On a dairy farm, what kind of expenses are there and when do farmers pay themselves? What does retirement look like?
Talking about finances for a household is complicated. Trying to explain finances for a farm is just as complicated, if not more so. My husband and I are dairy farmers and because of that we are selling our milk daily versus seasonal product sales like a lot of other farmers.
On a dairy farm there are a lot of expenses to make milk. The largest one is by far our “cow casserole” we feed the cows. Buying feed and growing the crops to make feed account for about half of our expenses.
The next largest expense is the costs of labor. We have one full time employee and two high schoolers who come after school and during the summer. We have wages and other expenses that come with having employees. After these two large expenses, we have lots of smaller ones that add up quickly. These costs include supplies—although vague, they’re really important—like medicines for sick or prevention of sick animals, disinfectants and soaps, internet connectivity for our robots, trucking to get our raw milk to the milk processing plant, diesel to run tractors, electricity, etc.
All of these expenses add up quickly just like our household budget. A year of low milk prices (like this year) can mean we aren’t making money, or losing money. This is part of what makes farming unique – we work to prepare for the next downturn. In a career of farming for 30 or more years we will see lots of bad times and hopefully enough good times to keep us going.
Retirement is a unique part to farming, too. We usually don’t put a lot of money in retirement funds, not like you probably do. Or hopefully you do! My husband and I put a little bit away each month but our farm is actually our retirement. Our hard work on the farm helps build value of it, so over the years we are literally building our retirement. Once we decide to retire, we will pass it onto our children who will purchase the farm from us like we are doing from my parents.

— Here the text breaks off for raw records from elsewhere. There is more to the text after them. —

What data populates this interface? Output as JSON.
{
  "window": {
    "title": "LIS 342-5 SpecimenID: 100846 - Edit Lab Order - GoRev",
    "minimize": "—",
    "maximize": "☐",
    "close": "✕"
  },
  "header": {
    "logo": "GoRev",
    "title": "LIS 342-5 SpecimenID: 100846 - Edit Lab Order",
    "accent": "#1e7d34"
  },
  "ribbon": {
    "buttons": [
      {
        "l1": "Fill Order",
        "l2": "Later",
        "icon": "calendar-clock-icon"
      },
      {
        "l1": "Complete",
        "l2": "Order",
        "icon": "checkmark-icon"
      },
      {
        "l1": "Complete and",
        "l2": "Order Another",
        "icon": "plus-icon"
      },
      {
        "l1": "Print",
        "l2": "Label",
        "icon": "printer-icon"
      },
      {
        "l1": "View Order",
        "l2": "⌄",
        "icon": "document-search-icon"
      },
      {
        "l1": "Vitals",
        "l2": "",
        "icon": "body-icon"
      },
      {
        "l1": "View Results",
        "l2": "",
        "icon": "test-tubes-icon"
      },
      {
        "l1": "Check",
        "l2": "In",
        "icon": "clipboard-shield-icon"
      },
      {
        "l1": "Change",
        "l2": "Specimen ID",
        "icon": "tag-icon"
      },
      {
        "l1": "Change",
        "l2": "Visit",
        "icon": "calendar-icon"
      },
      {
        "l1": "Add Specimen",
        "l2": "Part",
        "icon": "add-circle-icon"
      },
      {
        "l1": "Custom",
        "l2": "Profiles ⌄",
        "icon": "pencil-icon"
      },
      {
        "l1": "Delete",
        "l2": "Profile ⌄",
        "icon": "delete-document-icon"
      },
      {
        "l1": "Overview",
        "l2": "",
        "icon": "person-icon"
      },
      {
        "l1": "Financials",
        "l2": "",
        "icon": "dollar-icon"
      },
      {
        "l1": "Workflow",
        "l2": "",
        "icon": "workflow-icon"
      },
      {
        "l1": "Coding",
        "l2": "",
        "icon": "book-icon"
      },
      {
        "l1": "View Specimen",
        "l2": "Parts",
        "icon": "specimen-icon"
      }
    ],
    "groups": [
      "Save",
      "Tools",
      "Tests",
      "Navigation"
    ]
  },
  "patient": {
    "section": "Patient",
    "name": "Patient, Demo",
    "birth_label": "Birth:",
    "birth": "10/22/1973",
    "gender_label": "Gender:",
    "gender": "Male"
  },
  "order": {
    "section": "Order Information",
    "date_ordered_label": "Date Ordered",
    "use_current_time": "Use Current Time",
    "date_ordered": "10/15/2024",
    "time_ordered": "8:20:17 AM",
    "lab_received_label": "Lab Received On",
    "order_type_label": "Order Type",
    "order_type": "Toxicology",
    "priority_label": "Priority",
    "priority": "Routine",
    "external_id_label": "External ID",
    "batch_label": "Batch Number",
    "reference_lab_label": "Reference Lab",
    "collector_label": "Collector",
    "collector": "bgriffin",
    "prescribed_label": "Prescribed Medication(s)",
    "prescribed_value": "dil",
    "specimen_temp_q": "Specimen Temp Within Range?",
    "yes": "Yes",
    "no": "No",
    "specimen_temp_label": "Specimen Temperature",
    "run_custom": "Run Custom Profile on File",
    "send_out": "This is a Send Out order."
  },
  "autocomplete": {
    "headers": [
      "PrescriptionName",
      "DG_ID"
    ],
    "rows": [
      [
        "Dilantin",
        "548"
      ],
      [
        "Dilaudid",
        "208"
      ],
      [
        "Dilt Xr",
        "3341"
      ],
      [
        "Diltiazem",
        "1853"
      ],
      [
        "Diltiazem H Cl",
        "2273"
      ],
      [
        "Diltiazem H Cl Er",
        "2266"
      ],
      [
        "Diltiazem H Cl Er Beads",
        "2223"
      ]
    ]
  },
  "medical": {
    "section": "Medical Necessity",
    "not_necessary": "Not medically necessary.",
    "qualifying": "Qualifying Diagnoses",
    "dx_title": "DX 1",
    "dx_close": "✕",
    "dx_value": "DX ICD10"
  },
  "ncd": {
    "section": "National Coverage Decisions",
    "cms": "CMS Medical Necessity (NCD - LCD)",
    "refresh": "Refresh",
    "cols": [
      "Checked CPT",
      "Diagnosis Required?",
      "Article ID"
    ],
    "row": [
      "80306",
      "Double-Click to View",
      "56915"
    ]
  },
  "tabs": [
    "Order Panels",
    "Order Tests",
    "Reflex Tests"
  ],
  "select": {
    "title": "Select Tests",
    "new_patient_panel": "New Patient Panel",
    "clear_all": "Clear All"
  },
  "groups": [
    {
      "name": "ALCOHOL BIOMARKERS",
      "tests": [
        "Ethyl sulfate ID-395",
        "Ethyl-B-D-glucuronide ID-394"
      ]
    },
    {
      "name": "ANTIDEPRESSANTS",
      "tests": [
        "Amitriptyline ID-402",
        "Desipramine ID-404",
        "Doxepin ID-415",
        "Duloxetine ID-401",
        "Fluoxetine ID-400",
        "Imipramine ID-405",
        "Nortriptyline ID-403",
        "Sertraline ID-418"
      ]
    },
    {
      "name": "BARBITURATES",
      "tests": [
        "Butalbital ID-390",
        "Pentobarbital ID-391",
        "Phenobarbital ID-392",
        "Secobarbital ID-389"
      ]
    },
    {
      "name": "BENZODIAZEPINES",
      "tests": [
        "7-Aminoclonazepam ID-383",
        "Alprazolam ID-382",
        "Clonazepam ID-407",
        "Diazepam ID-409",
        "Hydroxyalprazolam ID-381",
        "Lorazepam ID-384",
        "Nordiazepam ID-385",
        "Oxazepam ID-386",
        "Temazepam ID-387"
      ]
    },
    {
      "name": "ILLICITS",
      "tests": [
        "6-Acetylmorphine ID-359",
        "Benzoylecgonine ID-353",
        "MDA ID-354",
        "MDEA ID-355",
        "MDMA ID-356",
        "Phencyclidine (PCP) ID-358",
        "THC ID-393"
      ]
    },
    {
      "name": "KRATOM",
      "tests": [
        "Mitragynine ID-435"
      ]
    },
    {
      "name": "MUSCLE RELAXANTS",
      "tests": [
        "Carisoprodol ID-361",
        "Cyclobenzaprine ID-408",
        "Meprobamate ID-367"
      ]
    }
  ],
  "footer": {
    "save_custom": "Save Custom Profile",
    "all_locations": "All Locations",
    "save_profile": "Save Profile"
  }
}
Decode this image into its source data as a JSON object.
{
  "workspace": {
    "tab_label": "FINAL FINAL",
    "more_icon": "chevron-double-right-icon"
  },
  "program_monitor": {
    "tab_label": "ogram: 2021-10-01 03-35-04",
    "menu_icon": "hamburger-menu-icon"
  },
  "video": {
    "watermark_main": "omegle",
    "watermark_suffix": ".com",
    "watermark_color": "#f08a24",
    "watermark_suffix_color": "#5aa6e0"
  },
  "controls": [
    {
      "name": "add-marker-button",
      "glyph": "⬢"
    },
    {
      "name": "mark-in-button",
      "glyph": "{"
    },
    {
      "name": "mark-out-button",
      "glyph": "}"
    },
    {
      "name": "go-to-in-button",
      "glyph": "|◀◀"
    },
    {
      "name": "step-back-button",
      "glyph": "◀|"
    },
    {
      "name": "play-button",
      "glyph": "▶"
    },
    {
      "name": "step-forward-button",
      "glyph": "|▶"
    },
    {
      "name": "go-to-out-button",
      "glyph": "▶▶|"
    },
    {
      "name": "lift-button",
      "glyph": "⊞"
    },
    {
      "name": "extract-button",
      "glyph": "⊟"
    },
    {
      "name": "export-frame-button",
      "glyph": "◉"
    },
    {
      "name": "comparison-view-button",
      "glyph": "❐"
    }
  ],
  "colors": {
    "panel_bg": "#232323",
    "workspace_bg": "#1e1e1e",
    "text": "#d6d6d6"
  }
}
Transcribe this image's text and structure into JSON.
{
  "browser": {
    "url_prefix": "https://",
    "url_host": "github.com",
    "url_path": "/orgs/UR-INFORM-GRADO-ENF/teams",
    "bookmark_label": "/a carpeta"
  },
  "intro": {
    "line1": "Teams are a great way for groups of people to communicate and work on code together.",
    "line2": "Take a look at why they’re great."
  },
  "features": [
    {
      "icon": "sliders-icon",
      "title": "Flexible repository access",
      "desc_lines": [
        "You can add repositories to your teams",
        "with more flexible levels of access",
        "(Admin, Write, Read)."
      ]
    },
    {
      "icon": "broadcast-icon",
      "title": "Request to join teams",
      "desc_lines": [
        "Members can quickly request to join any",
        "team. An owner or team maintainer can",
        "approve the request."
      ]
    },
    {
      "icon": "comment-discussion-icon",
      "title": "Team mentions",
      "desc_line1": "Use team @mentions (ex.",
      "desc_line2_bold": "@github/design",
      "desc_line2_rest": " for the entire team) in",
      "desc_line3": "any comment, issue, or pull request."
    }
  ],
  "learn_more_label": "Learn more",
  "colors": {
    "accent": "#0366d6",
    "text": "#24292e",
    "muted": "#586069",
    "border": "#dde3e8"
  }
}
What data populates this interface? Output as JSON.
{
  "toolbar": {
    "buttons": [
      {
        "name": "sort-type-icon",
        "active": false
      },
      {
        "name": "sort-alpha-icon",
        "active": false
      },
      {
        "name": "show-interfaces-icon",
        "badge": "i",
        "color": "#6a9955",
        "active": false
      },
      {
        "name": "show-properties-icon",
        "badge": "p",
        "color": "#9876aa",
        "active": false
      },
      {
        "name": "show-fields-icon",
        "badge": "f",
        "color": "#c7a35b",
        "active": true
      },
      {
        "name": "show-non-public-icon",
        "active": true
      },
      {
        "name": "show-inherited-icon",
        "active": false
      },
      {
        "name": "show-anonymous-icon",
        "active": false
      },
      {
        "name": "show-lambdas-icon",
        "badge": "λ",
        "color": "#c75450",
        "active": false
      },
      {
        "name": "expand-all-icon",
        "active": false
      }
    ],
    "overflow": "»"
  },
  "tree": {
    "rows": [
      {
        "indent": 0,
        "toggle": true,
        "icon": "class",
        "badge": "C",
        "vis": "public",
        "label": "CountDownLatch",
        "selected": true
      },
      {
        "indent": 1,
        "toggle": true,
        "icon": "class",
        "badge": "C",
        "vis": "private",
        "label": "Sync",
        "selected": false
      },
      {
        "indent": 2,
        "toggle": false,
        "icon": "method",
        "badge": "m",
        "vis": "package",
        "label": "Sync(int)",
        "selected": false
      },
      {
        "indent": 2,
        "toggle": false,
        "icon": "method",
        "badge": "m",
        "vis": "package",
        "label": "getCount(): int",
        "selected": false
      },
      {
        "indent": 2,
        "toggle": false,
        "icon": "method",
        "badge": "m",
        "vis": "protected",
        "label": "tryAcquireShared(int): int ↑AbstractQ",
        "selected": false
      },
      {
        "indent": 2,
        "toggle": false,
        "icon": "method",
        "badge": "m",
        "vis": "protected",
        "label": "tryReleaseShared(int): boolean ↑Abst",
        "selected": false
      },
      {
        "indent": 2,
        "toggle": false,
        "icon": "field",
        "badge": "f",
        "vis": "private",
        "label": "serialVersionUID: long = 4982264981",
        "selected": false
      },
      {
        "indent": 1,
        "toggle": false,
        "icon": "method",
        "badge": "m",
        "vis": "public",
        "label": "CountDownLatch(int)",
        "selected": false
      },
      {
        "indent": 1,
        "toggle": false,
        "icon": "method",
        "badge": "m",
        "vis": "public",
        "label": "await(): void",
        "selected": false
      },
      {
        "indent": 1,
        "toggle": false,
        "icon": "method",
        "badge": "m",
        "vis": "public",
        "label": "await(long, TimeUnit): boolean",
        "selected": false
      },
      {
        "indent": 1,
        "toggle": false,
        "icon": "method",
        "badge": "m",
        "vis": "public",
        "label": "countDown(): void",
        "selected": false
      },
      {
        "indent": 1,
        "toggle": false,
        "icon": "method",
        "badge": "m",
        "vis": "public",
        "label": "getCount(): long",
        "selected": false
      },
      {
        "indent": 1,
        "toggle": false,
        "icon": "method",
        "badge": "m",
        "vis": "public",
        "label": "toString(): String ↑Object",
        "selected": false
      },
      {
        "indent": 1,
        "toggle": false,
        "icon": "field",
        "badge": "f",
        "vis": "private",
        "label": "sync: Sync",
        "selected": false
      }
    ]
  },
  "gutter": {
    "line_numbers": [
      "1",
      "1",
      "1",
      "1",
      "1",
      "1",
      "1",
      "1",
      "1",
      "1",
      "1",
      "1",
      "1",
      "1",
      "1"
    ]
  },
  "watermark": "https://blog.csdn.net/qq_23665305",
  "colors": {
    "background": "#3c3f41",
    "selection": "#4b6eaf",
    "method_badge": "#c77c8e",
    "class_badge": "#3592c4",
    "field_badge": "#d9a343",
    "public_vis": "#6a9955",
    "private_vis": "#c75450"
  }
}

Ashley and her husband Eric reside on her family’s third-generation dairy farm in Huron County Michigan. They have 240 cows that are milked in 4 robotic milking units. Ashley and her family, including her parents and brother, raise dairy beef cattle, their own young stock, dry edible beans, hay, wheat and corn. Ashley has her own blog MessyKennedy.com and is on Facebook as Messy Kennedy and Twitter as @messykennedy.